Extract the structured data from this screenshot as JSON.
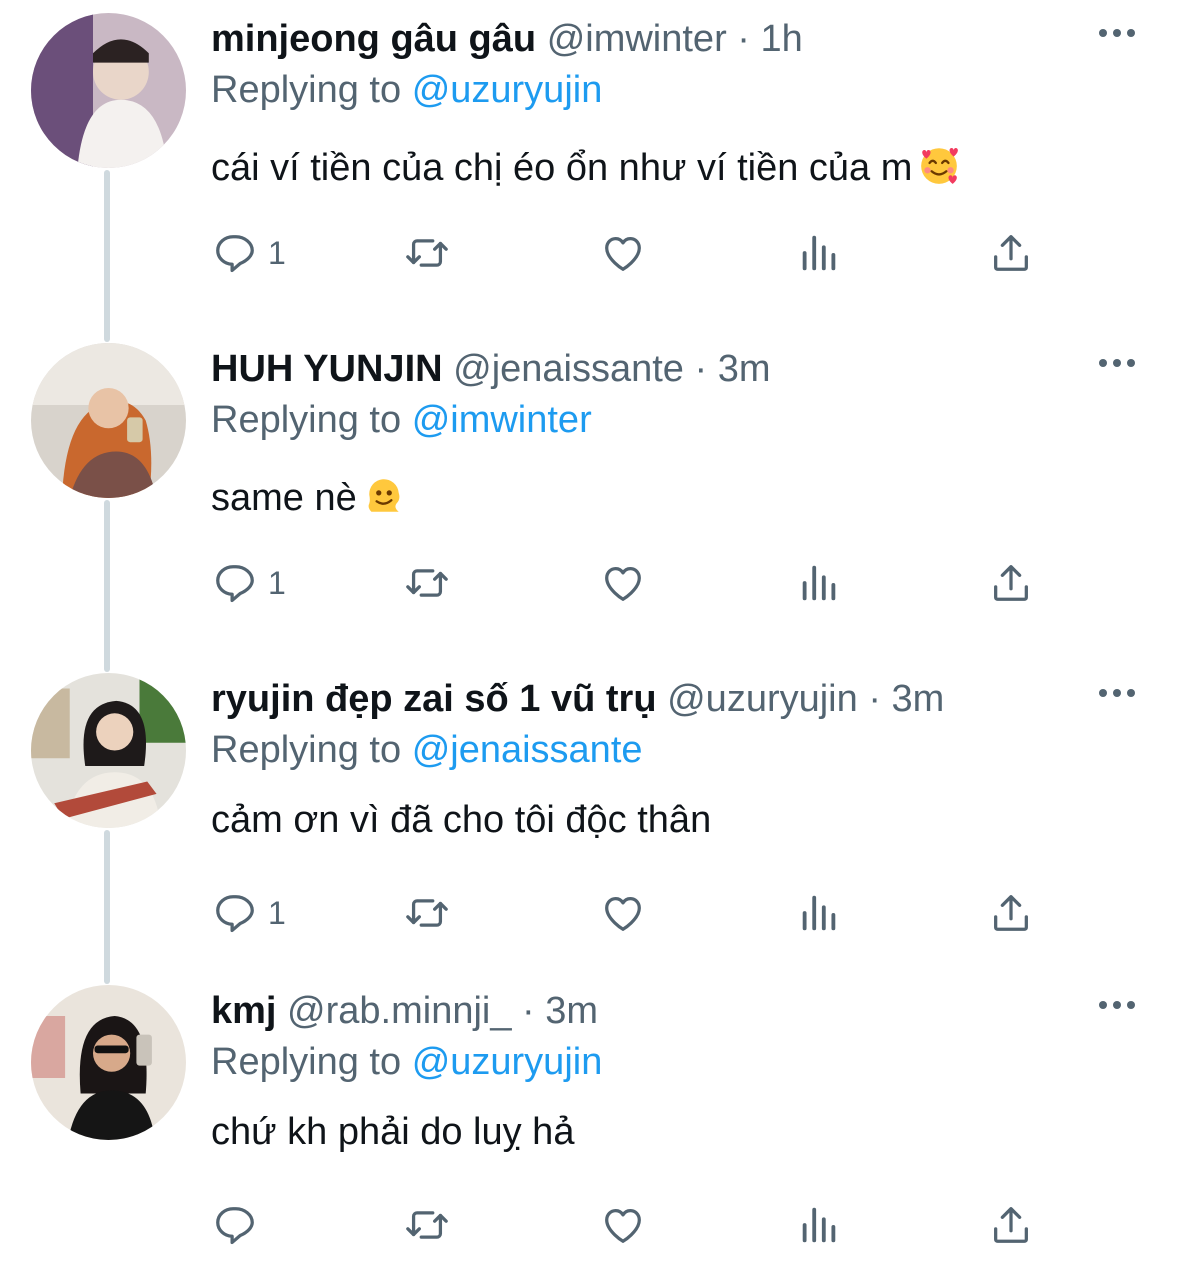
{
  "tweets": [
    {
      "name": "minjeong gâu gâu",
      "handle": "@imwinter",
      "separator": "·",
      "time": "1h",
      "replying_prefix": "Replying to",
      "replying_to": "@uzuryujin",
      "text": "cái ví tiền của chị éo ổn như ví tiền của m",
      "emoji": "smiling-face-with-hearts",
      "reply_count": "1"
    },
    {
      "name": "HUH YUNJIN",
      "handle": "@jenaissante",
      "separator": "·",
      "time": "3m",
      "replying_prefix": "Replying to",
      "replying_to": "@imwinter",
      "text": "same nè",
      "emoji": "melting-face",
      "reply_count": "1"
    },
    {
      "name": "ryujin đẹp zai số 1 vũ trụ",
      "handle": "@uzuryujin",
      "separator": "·",
      "time": "3m",
      "replying_prefix": "Replying to",
      "replying_to": "@jenaissante",
      "text": "cảm ơn vì đã cho tôi độc thân",
      "emoji": "",
      "reply_count": "1"
    },
    {
      "name": "kmj",
      "handle": "@rab.minnji_",
      "separator": "·",
      "time": "3m",
      "replying_prefix": "Replying to",
      "replying_to": "@uzuryujin",
      "text": "chứ kh phải do luỵ hả",
      "emoji": "",
      "reply_count": ""
    }
  ],
  "icons": {
    "reply": "reply-icon",
    "retweet": "retweet-icon",
    "like": "heart-icon",
    "views": "views-icon",
    "share": "share-icon",
    "more": "more-icon"
  },
  "colors": {
    "text": "#0f1419",
    "secondary": "#536471",
    "mention": "#1d9bf0",
    "thread_line": "#cfd9de"
  }
}
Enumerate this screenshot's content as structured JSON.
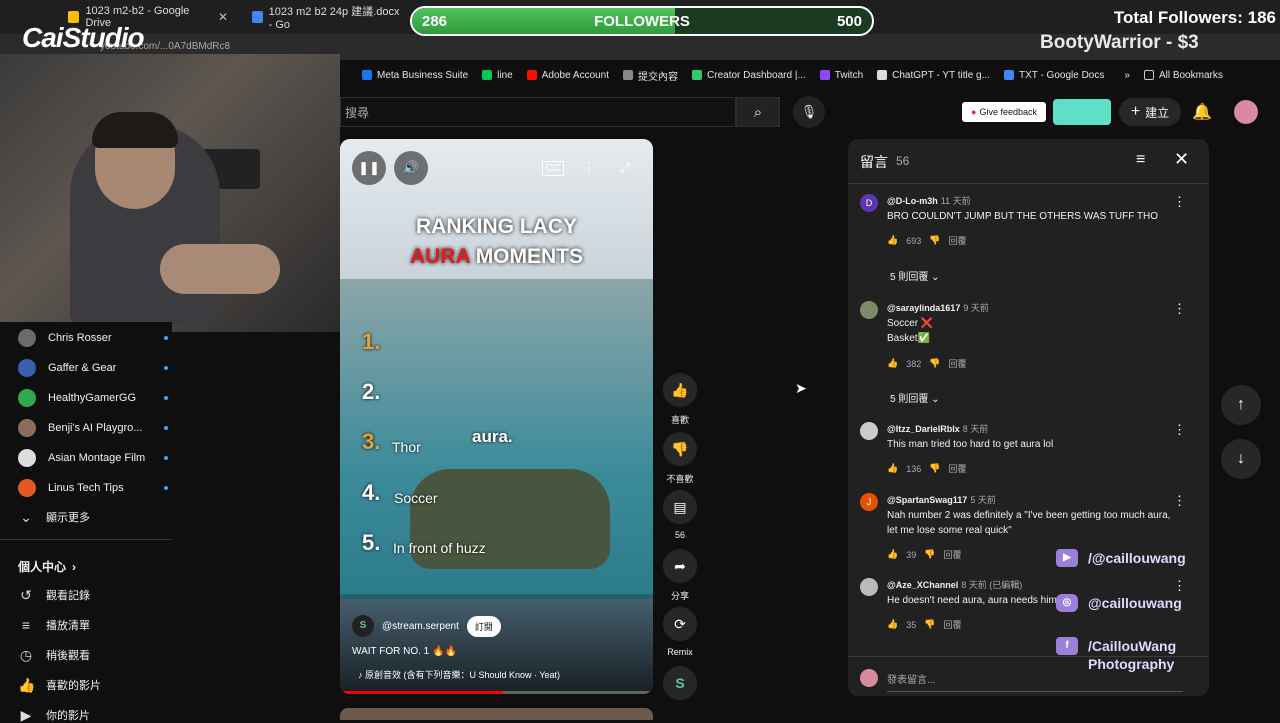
{
  "browser": {
    "tabs": [
      {
        "label": "1023 m2-b2 - Google Drive"
      },
      {
        "label": "1023 m2 b2 24p 建議.docx - Go"
      }
    ],
    "url": "youtube.com/...0A7dBMdRc8",
    "bookmarks": [
      {
        "label": "Meta Business Suite"
      },
      {
        "label": "line"
      },
      {
        "label": "Adobe Account"
      },
      {
        "label": "提交內容"
      },
      {
        "label": "Creator Dashboard |..."
      },
      {
        "label": "Twitch"
      },
      {
        "label": "ChatGPT - YT title g..."
      },
      {
        "label": "TXT - Google Docs"
      }
    ],
    "all_bookmarks": "All Bookmarks"
  },
  "overlay": {
    "logo": "CaiStudio",
    "followers_current": "286",
    "followers_label": "FOLLOWERS",
    "followers_goal": "500",
    "followers_progress": 0.572,
    "total_followers": "Total Followers: 186",
    "top_donor": "BootyWarrior - $3",
    "socials": [
      {
        "icon": "youtube-icon",
        "handle": "/@caillouwang"
      },
      {
        "icon": "instagram-icon",
        "handle": "@caillouwang"
      },
      {
        "icon": "facebook-icon",
        "handle": "/CaillouWang Photography"
      }
    ]
  },
  "sidebar": {
    "subscriptions": [
      {
        "name": "Chris Rosser",
        "color": "#6b6b6b"
      },
      {
        "name": "Gaffer & Gear",
        "color": "#3a5fb0"
      },
      {
        "name": "HealthyGamerGG",
        "color": "#2fa84f"
      },
      {
        "name": "Benji's AI Playgro...",
        "color": "#8a6d5a"
      },
      {
        "name": "Asian Montage Film",
        "color": "#dddddd"
      },
      {
        "name": "Linus Tech Tips",
        "color": "#e25822"
      }
    ],
    "show_more": "顯示更多",
    "you_section": "個人中心",
    "you_items": [
      {
        "label": "觀看記錄",
        "icon": "history-icon"
      },
      {
        "label": "播放清單",
        "icon": "playlist-icon"
      },
      {
        "label": "稍後觀看",
        "icon": "watch-later-icon"
      },
      {
        "label": "喜歡的影片",
        "icon": "like-icon"
      },
      {
        "label": "你的影片",
        "icon": "your-videos-icon"
      }
    ]
  },
  "header": {
    "search_placeholder": "搜尋",
    "feedback": "Give feedback",
    "create": "建立"
  },
  "video": {
    "title_line1": "RANKING LACY",
    "title_line2_accent": "AURA",
    "title_line2_rest": " MOMENTS",
    "ranks": [
      {
        "n": "1.",
        "label": ""
      },
      {
        "n": "2.",
        "label": ""
      },
      {
        "n": "3.",
        "label": "Thor"
      },
      {
        "n": "4.",
        "label": "Soccer"
      },
      {
        "n": "5.",
        "label": "In front of huzz"
      }
    ],
    "overlay_text": "aura.",
    "channel": "@stream.serpent",
    "subscribe": "訂閱",
    "caption": "WAIT FOR NO. 1 🔥🔥",
    "music": "♪ 原創音效 (含有下列音樂：U Should Know · Yeat)",
    "progress": 0.52
  },
  "actions": {
    "like": "喜歡",
    "dislike": "不喜歡",
    "comments": "56",
    "share": "分享",
    "remix": "Remix"
  },
  "comments": {
    "title": "留言",
    "count": "56",
    "input_placeholder": "發表留言...",
    "items": [
      {
        "author": "@D-Lo-m3h",
        "time": "11 天前",
        "text": "BRO COULDN'T JUMP BUT THE OTHERS WAS TUFF THO",
        "likes": "693",
        "reply": "回覆",
        "replies": "5 則回覆",
        "avatar": "D",
        "color": "#5e35b1"
      },
      {
        "author": "@saraylinda1617",
        "time": "9 天前",
        "text": "Soccer ❌\nBasket✅",
        "likes": "382",
        "reply": "回覆",
        "replies": "5 則回覆",
        "avatar": "",
        "color": "#7a8a6a"
      },
      {
        "author": "@Itzz_DarielRblx",
        "time": "8 天前",
        "text": "This man tried too hard to get aura lol",
        "likes": "136",
        "reply": "回覆",
        "replies": "",
        "avatar": "",
        "color": "#cccccc"
      },
      {
        "author": "@SpartanSwag117",
        "time": "5 天前",
        "text": "Nah number 2 was definitely a \"I've been getting too much aura, let me lose some real quick\"",
        "likes": "39",
        "reply": "回覆",
        "replies": "",
        "avatar": "J",
        "color": "#e65100"
      },
      {
        "author": "@Aze_XChannel",
        "time": "8 天前 (已編輯)",
        "text": "He doesn't need aura, aura needs him",
        "likes": "35",
        "reply": "回覆",
        "replies": "",
        "avatar": "",
        "color": "#bbbbbb"
      }
    ]
  }
}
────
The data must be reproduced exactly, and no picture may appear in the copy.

### Solution to the problem
Extract the structured data from this screenshot as JSON.
{
  "tweets": [
    {
      "name": "minjeong gâu gâu",
      "handle": "@imwinter",
      "separator": "·",
      "time": "1h",
      "replying_prefix": "Replying to",
      "replying_to": "@uzuryujin",
      "text": "cái ví tiền của chị éo ổn như ví tiền của m",
      "emoji": "smiling-face-with-hearts",
      "reply_count": "1"
    },
    {
      "name": "HUH YUNJIN",
      "handle": "@jenaissante",
      "separator": "·",
      "time": "3m",
      "replying_prefix": "Replying to",
      "replying_to": "@imwinter",
      "text": "same nè",
      "emoji": "melting-face",
      "reply_count": "1"
    },
    {
      "name": "ryujin đẹp zai số 1 vũ trụ",
      "handle": "@uzuryujin",
      "separator": "·",
      "time": "3m",
      "replying_prefix": "Replying to",
      "replying_to": "@jenaissante",
      "text": "cảm ơn vì đã cho tôi độc thân",
      "emoji": "",
      "reply_count": "1"
    },
    {
      "name": "kmj",
      "handle": "@rab.minnji_",
      "separator": "·",
      "time": "3m",
      "replying_prefix": "Replying to",
      "replying_to": "@uzuryujin",
      "text": "chứ kh phải do luỵ hả",
      "emoji": "",
      "reply_count": ""
    }
  ],
  "icons": {
    "reply": "reply-icon",
    "retweet": "retweet-icon",
    "like": "heart-icon",
    "views": "views-icon",
    "share": "share-icon",
    "more": "more-icon"
  },
  "colors": {
    "text": "#0f1419",
    "secondary": "#536471",
    "mention": "#1d9bf0",
    "thread_line": "#cfd9de"
  }
}
Enumerate this screenshot's content as structured JSON.
{
  "browser": {
    "tabs": [
      {
        "label": "1023 m2-b2 - Google Drive"
      },
      {
        "label": "1023 m2 b2 24p 建議.docx - Go"
      }
    ],
    "url": "youtube.com/...0A7dBMdRc8",
    "bookmarks": [
      {
        "label": "Meta Business Suite"
      },
      {
        "label": "line"
      },
      {
        "label": "Adobe Account"
      },
      {
        "label": "提交內容"
      },
      {
        "label": "Creator Dashboard |..."
      },
      {
        "label": "Twitch"
      },
      {
        "label": "ChatGPT - YT title g..."
      },
      {
        "label": "TXT - Google Docs"
      }
    ],
    "all_bookmarks": "All Bookmarks"
  },
  "overlay": {
    "logo": "CaiStudio",
    "followers_current": "286",
    "followers_label": "FOLLOWERS",
    "followers_goal": "500",
    "followers_progress": 0.572,
    "total_followers": "Total Followers: 186",
    "top_donor": "BootyWarrior - $3",
    "socials": [
      {
        "icon": "youtube-icon",
        "handle": "/@caillouwang"
      },
      {
        "icon": "instagram-icon",
        "handle": "@caillouwang"
      },
      {
        "icon": "facebook-icon",
        "handle": "/CaillouWang Photography"
      }
    ]
  },
  "sidebar": {
    "subscriptions": [
      {
        "name": "Chris Rosser",
        "color": "#6b6b6b"
      },
      {
        "name": "Gaffer & Gear",
        "color": "#3a5fb0"
      },
      {
        "name": "HealthyGamerGG",
        "color": "#2fa84f"
      },
      {
        "name": "Benji's AI Playgro...",
        "color": "#8a6d5a"
      },
      {
        "name": "Asian Montage Film",
        "color": "#dddddd"
      },
      {
        "name": "Linus Tech Tips",
        "color": "#e25822"
      }
    ],
    "show_more": "顯示更多",
    "you_section": "個人中心",
    "you_items": [
      {
        "label": "觀看記錄",
        "icon": "history-icon"
      },
      {
        "label": "播放清單",
        "icon": "playlist-icon"
      },
      {
        "label": "稍後觀看",
        "icon": "watch-later-icon"
      },
      {
        "label": "喜歡的影片",
        "icon": "like-icon"
      },
      {
        "label": "你的影片",
        "icon": "your-videos-icon"
      }
    ]
  },
  "header": {
    "search_placeholder": "搜尋",
    "feedback": "Give feedback",
    "create": "建立"
  },
  "video": {
    "title_line1": "RANKING LACY",
    "title_line2_accent": "AURA",
    "title_line2_rest": " MOMENTS",
    "ranks": [
      {
        "n": "1.",
        "label": ""
      },
      {
        "n": "2.",
        "label": ""
      },
      {
        "n": "3.",
        "label": "Thor"
      },
      {
        "n": "4.",
        "label": "Soccer"
      },
      {
        "n": "5.",
        "label": "In front of huzz"
      }
    ],
    "overlay_text": "aura.",
    "channel": "@stream.serpent",
    "subscribe": "訂閱",
    "caption": "WAIT FOR NO. 1 🔥🔥",
    "music": "♪ 原創音效 (含有下列音樂：U Should Know · Yeat)",
    "progress": 0.52
  },
  "actions": {
    "like": "喜歡",
    "dislike": "不喜歡",
    "comments": "56",
    "share": "分享",
    "remix": "Remix"
  },
  "comments": {
    "title": "留言",
    "count": "56",
    "input_placeholder": "發表留言...",
    "items": [
      {
        "author": "@D-Lo-m3h",
        "time": "11 天前",
        "text": "BRO COULDN'T JUMP BUT THE OTHERS WAS TUFF THO",
        "likes": "693",
        "reply": "回覆",
        "replies": "5 則回覆",
        "avatar": "D",
        "color": "#5e35b1"
      },
      {
        "author": "@saraylinda1617",
        "time": "9 天前",
        "text": "Soccer ❌\nBasket✅",
        "likes": "382",
        "reply": "回覆",
        "replies": "5 則回覆",
        "avatar": "",
        "color": "#7a8a6a"
      },
      {
        "author": "@Itzz_DarielRblx",
        "time": "8 天前",
        "text": "This man tried too hard to get aura lol",
        "likes": "136",
        "reply": "回覆",
        "replies": "",
        "avatar": "",
        "color": "#cccccc"
      },
      {
        "author": "@SpartanSwag117",
        "time": "5 天前",
        "text": "Nah number 2 was definitely a \"I've been getting too much aura, let me lose some real quick\"",
        "likes": "39",
        "reply": "回覆",
        "replies": "",
        "avatar": "J",
        "color": "#e65100"
      },
      {
        "author": "@Aze_XChannel",
        "time": "8 天前 (已編輯)",
        "text": "He doesn't need aura, aura needs him",
        "likes": "35",
        "reply": "回覆",
        "replies": "",
        "avatar": "",
        "color": "#bbbbbb"
      }
    ]
  }
}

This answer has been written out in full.